Need content marketing ideas to fuel your ecommerce business in July 2018? Consider being nice to New Jersey, introducing a little pandemonium, or focusing on customers and products.
Content marketing is the act of creating, producing, and distributing content with the express purpose of attracting, engaging, and retaining customers.
For many ecommerce companies, content is a good way to build long-term sales and success. Here are five ecommerce content marketing ideas for July 2018.
1. Be Nice to Jersey Week: July 3 to 9
Back in 1984, New Jersey was the most maligned state in the nation. Or at least that was what humorist and publisher Lauren Barnett believed when she first proposed “Be Nice to Jersey Week.”
It seems Barnett counted all of the state-related punch lines, wisecracks, and insults of the era and decided that the Garden State was mocked and made fun of more than any other place in the country.
She even suggested using the weeklong observance to call family, friends, and acquaintances residing in New Jersey and apologize for “picking on their state.”
Obscure and humorous holidays such as Be Nice to Jersey Week can be content marketing gold. You have at least two approaches. You can seriously try to be nice to New Jersey, or you can try to have some fun with the concept.
Let’s look at a few possible article or video titles if you take the serious approach. Each set of example titles is for a specific kind of retailer.
Luggage and travel product retailer:
- “Explore New Jersey’s 130 Miles of Atlantic Coastline This Weekend,”
- “11 Tips for Your Cape May Getaway,”
- “7 Reasons You’ll Fall in Love with Wildwoods, N.J.”
- “New Jersey, the Next Beach Fashion Hotbed,”
- “10 Things New Jersey Can Teach You About Style,”
- “Street Looks from Jersey City.”
Classic (vinyl) record shop:
- “Bruce Springsteen Saved the World,”
- “Top 10 1980s Metal Bands from New Jersey,”
- “The 33 Bands that Prove New Jersey Is Amazing,”
If you’re more intrigued by the idea that New Jersey needs a weeklong ego boost (meaning you want to go for humor), you could try to suggest your own “Be Nice to [ ] Week.”
Fill in the blank with a topic that will be entertaining for your audience of customers. Here are a few possibilities.
- “Be Nice to Gwyneth Paltrow Week”
- “Be Nice to Your Food Week”
- “Be Nice to Your Annoying Neighbor Week”
- “Be Nice to South Korea Week”
- “Be Nice to Your Feet Week”
2. Pandemonium Day: July 14
Chaos, disorder, and spontaneity are some of the traits one celebrates on Pandemonium Day. Admittedly, the first couple of these — chaos and disorder — are generally bad. But that doesn’t mean you cannot use this obscure holiday in your content marketing.
You have a few options for articles, videos, or podcasts.
Simply describe the holiday and suggest Pandemonium Day activities. Go skydiving. Take a cooking class. Go on a random day trip. Or eat a banana dipped in garlic sauce.

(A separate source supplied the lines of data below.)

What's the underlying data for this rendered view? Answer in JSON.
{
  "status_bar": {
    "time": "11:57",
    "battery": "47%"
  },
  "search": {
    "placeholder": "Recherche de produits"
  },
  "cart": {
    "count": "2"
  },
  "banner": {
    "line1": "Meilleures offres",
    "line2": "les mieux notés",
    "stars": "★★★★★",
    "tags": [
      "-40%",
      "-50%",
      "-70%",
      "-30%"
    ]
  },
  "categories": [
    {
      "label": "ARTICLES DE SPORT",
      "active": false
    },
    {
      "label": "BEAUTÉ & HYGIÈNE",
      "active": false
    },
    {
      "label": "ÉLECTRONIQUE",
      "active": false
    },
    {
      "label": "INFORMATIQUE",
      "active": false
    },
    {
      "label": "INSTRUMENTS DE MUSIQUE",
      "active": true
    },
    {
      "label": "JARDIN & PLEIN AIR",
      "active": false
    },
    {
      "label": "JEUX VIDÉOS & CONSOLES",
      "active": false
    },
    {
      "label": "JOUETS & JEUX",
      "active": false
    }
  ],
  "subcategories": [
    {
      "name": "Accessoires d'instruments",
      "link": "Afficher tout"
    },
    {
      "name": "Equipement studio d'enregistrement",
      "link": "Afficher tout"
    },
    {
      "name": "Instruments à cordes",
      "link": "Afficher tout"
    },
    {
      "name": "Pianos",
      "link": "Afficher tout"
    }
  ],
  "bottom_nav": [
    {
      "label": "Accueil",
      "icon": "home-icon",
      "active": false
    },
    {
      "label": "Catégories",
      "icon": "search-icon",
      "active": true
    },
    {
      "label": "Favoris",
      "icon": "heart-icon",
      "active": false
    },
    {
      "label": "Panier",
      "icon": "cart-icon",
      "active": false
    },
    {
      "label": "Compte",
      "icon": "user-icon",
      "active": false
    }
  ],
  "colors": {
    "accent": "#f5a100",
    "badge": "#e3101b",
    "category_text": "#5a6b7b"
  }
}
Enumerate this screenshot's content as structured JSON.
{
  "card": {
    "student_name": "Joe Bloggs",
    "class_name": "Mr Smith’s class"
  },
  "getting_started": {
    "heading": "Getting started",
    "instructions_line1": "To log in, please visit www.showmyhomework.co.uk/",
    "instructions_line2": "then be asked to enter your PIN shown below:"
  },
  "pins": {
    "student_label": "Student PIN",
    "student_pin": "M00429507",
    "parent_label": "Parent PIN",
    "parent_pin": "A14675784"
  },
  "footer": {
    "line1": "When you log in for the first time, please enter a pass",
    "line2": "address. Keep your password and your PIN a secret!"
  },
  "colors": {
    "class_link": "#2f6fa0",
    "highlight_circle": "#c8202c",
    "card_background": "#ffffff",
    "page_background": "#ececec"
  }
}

Describe happy accidents that impacted the industry your store serves. For example, the image sensor that powers your mobile phone camera was just a memory cell that responded to light.
Focus on controlling the madness with articles or videos about organization, meditation, or even yoga.
3. Profile Customers
The son of a friend of mine was recently featured in the local newspaper. This friend, who would never otherwise buy a newspaper, purchased a stack. We should not be surprised. People love seeing themselves or folks like them. So give your audience of customers what they want.
Consider featuring some of your store’s best customers in articles or videos. Have these customers tell their story or your company’s story.
As an example, when farm and ranch retailer Big R rebranded as North 40 Outfitters four years ago, it let customers tell the story.
Similarly, this same retailer uses customers to promote many of the products it sells. Here is an example from the company’s “Tested by Locals” series.
4. Answer Questions
In July, make a list of the top 10 questions your shoppers ask. These could be product questions, purchase questions, or even questions about how to return items. Whatever they are, answer them in the form of a blog post, frequently-asked-questions page, or video. Here is an example from an omnichannel retailer that sells — among thousands of other products — fertilizer. That company brought in a representative from one of its suppliers to help answer a question about grapes.
5. Report from a Trade Show
As a final content marketing suggestion for July 2018, consider covering an industry trade show the way that a journalist or blogger would. This means simply going to the event, visiting booths, and sharing what you discover with your audience of potential customers.
As an example, check out this video from North 40 Fly Shop. It was taken at the International Fly Tackle Dealer Show in July last year. (Note, on YouTube, a link back to the store’s ecommerce site.)